**Problem details**. Please reproduce the listing in its entirety, exactly as shown.

**Extracted information**.
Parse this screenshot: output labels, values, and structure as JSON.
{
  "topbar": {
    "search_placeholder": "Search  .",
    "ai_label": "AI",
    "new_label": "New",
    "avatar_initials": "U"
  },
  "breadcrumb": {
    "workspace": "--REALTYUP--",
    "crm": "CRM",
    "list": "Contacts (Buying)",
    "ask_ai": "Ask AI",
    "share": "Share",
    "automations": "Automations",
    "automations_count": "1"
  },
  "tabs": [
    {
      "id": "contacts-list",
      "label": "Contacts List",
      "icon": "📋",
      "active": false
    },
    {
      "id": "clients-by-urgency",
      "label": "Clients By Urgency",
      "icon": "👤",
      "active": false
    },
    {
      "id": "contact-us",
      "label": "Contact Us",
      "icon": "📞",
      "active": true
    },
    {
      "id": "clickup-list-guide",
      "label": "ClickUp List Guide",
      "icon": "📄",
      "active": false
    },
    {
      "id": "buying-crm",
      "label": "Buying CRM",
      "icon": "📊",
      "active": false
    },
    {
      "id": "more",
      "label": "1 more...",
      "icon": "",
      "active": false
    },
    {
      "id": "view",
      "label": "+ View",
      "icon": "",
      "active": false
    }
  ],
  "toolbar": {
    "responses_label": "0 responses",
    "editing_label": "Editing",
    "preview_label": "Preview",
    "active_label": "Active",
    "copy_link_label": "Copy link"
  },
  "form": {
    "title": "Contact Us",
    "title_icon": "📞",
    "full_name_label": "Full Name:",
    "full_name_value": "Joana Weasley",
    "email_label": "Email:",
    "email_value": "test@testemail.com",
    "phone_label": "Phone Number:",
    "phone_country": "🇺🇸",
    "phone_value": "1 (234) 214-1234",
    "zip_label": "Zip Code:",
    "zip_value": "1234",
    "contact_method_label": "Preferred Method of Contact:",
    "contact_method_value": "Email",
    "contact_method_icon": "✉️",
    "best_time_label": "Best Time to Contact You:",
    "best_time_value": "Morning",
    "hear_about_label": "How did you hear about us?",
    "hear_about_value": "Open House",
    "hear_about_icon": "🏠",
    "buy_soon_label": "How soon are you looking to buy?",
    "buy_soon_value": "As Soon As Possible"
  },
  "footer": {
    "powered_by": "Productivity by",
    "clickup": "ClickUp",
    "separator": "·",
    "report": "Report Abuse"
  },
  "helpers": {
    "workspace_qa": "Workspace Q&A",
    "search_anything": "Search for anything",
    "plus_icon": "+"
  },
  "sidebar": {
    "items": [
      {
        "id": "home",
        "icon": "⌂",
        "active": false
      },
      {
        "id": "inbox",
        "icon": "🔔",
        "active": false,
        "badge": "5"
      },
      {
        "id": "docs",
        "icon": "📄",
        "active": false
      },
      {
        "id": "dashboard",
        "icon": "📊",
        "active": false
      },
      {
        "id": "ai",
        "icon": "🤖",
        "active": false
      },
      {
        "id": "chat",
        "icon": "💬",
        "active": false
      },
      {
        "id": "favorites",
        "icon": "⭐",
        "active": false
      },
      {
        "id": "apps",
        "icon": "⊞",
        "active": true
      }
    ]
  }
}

**Answer section**.
Parse this screenshot: output labels, values, and structure as JSON.
{
  "topbar": {
    "search_placeholder": "Search  .",
    "ai_label": "AI",
    "new_label": "New",
    "avatar_initials": "U"
  },
  "breadcrumb": {
    "workspace": "--REALTYUP--",
    "crm": "CRM",
    "list": "Contacts (Buying)",
    "ask_ai": "Ask AI",
    "share": "Share",
    "automations": "Automations",
    "automations_count": "1"
  },
  "tabs": [
    {
      "id": "contacts-list",
      "label": "Contacts List",
      "icon": "📋",
      "active": false
    },
    {
      "id": "clients-by-urgency",
      "label": "Clients By Urgency",
      "icon": "👤",
      "active": false
    },
    {
      "id": "contact-us",
      "label": "Contact Us",
      "icon": "📞",
      "active": true
    },
    {
      "id": "clickup-list-guide",
      "label": "ClickUp List Guide",
      "icon": "📄",
      "active": false
    },
    {
      "id": "buying-crm",
      "label": "Buying CRM",
      "icon": "📊",
      "active": false
    },
    {
      "id": "more",
      "label": "1 more...",
      "icon": "",
      "active": false
    },
    {
      "id": "view",
      "label": "+ View",
      "icon": "",
      "active": false
    }
  ],
  "toolbar": {
    "responses_label": "0 responses",
    "editing_label": "Editing",
    "preview_label": "Preview",
    "active_label": "Active",
    "copy_link_label": "Copy link"
  },
  "form": {
    "title": "Contact Us",
    "title_icon": "📞",
    "full_name_label": "Full Name:",
    "full_name_value": "Joana Weasley",
    "email_label": "Email:",
    "email_value": "test@testemail.com",
    "phone_label": "Phone Number:",
    "phone_country": "🇺🇸",
    "phone_value": "1 (234) 214-1234",
    "zip_label": "Zip Code:",
    "zip_value": "1234",
    "contact_method_label": "Preferred Method of Contact:",
    "contact_method_value": "Email",
    "contact_method_icon": "✉️",
    "best_time_label": "Best Time to Contact You:",
    "best_time_value": "Morning",
    "hear_about_label": "How did you hear about us?",
    "hear_about_value": "Open House",
    "hear_about_icon": "🏠",
    "buy_soon_label": "How soon are you looking to buy?",
    "buy_soon_value": "As Soon As Possible"
  },
  "footer": {
    "powered_by": "Productivity by",
    "clickup": "ClickUp",
    "separator": "·",
    "report": "Report Abuse"
  },
  "helpers": {
    "workspace_qa": "Workspace Q&A",
    "search_anything": "Search for anything",
    "plus_icon": "+"
  },
  "sidebar": {
    "items": [
      {
        "id": "home",
        "icon": "⌂",
        "active": false
      },
      {
        "id": "inbox",
        "icon": "🔔",
        "active": false,
        "badge": "5"
      },
      {
        "id": "docs",
        "icon": "📄",
        "active": false
      },
      {
        "id": "dashboard",
        "icon": "📊",
        "active": false
      },
      {
        "id": "ai",
        "icon": "🤖",
        "active": false
      },
      {
        "id": "chat",
        "icon": "💬",
        "active": false
      },
      {
        "id": "favorites",
        "icon": "⭐",
        "active": false
      },
      {
        "id": "apps",
        "icon": "⊞",
        "active": true
      }
    ]
  }
}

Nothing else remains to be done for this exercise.